My degree gave me confidence in my physics abilities
What did you enjoy most about your degree?
I enjoyed how multidisciplinary the course was. The Physics with Medical Physics MPhys degree covers modules in bioengineering and computer science, alongside the broad range of physics modules offered by the department.
What are you doing now and how did you get into that role?
I am currently on the NHS Scientist Training Programme (STP) in Liverpool working towards becoming a clinical scientist in medical physics. It’s a 3 year graduate scheme consisting of on the job training combined with an MSc in Clinical Science. I applied for it in January 2020 during my final year at Sheffield, and after some changes to the interview process I had a video interview in May 2020. My first year has been spent working in each of the medical physics departments in the hospital (radiotherapy, imaging, radiation safety) to get a feel for what I would want to specialise in. My current plan is to specialise in non-ionising imaging, which includes MRI and ultrasound.
What did you do for your third and fourth year projects?
My third year project was working on a device that was being developed to calibrate Doppler ultrasound probes, known as the Ring Vortex Phantom. My project partner and I were creating complex flows in a tank of water and filming them to analyse their characteristics such as speed and dimensions. This data could then be used to inform what the Doppler ultrasound probe would be expected to detect. My fourth year project was still working on developing this product, this time trying to characterise the ultrasound beam emitted from a simple Doppler probe in order to inform further work on the Ring Vortex Phantom. I really enjoyed working on something that was of use to others, as it motivated me to get the very best results possible.

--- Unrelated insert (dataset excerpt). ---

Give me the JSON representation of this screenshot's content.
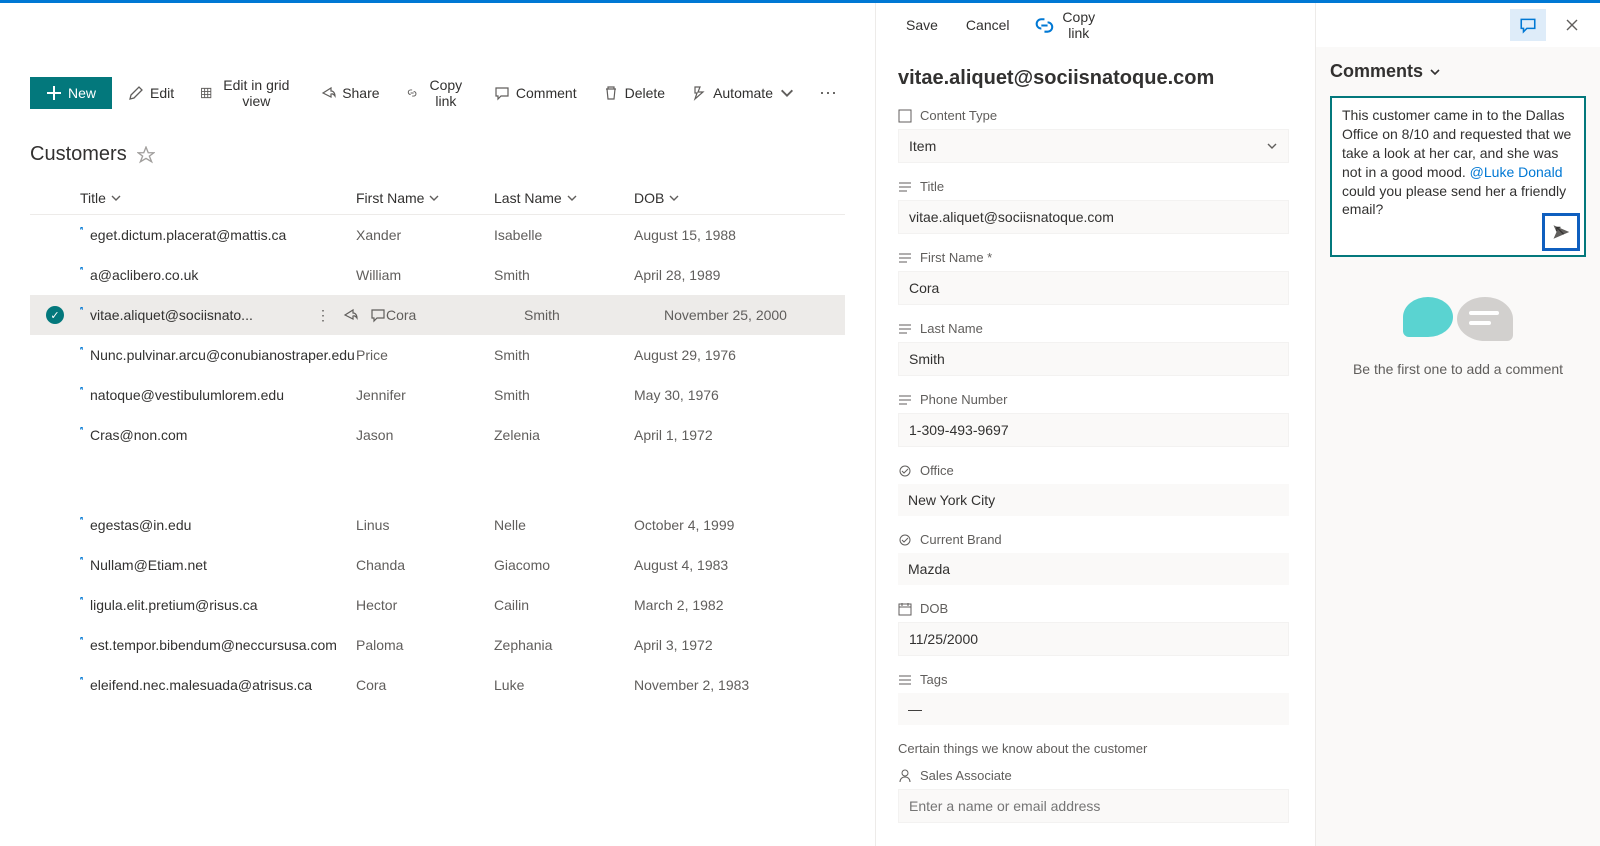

How has your degree helped you in your career?
My degree gave me confidence in my physics abilities, which have been very useful in my career thus far. A lot of my work is self-led, so having this confidence means I have been able to get on with my work without wasting time or seeking help from others. During my degree, I worked with a broad range of people because the Medical Physics component involves studying modules from various departments. This has helped me in my career as now I have the ability to work with people from different disciplines and backgrounds, something which is essential in hospital settings.
What skills did you develop during your course?
Scientific skills I developed include mathematics, experimental design, and advanced coding. Transferable skills I developed include report writing, teamwork (from group projects), and oral presentation skills.
What do you miss most about Sheffield?
Definitely the people! The department and the city both have a very friendly atmosphere, and there is always someone willing to help you out if you need it. Also, I miss the beautiful stunning Peak District National Park, which surrounds the city.
What would you say to a prospective student considering studying Physics with Medical Physics at Sheffield?
I would definitely recommend the course because it shows how physics can be used to improve human health - my degree has inspired me to pursue a career in this field. Working in Medical Physics feels incredibly rewarding, and it provides lots of opportunities to perform fun practical work. Also, around 70% of modules in the first three years are in core physics, which means students get to learn about some amazing physics without medical applications.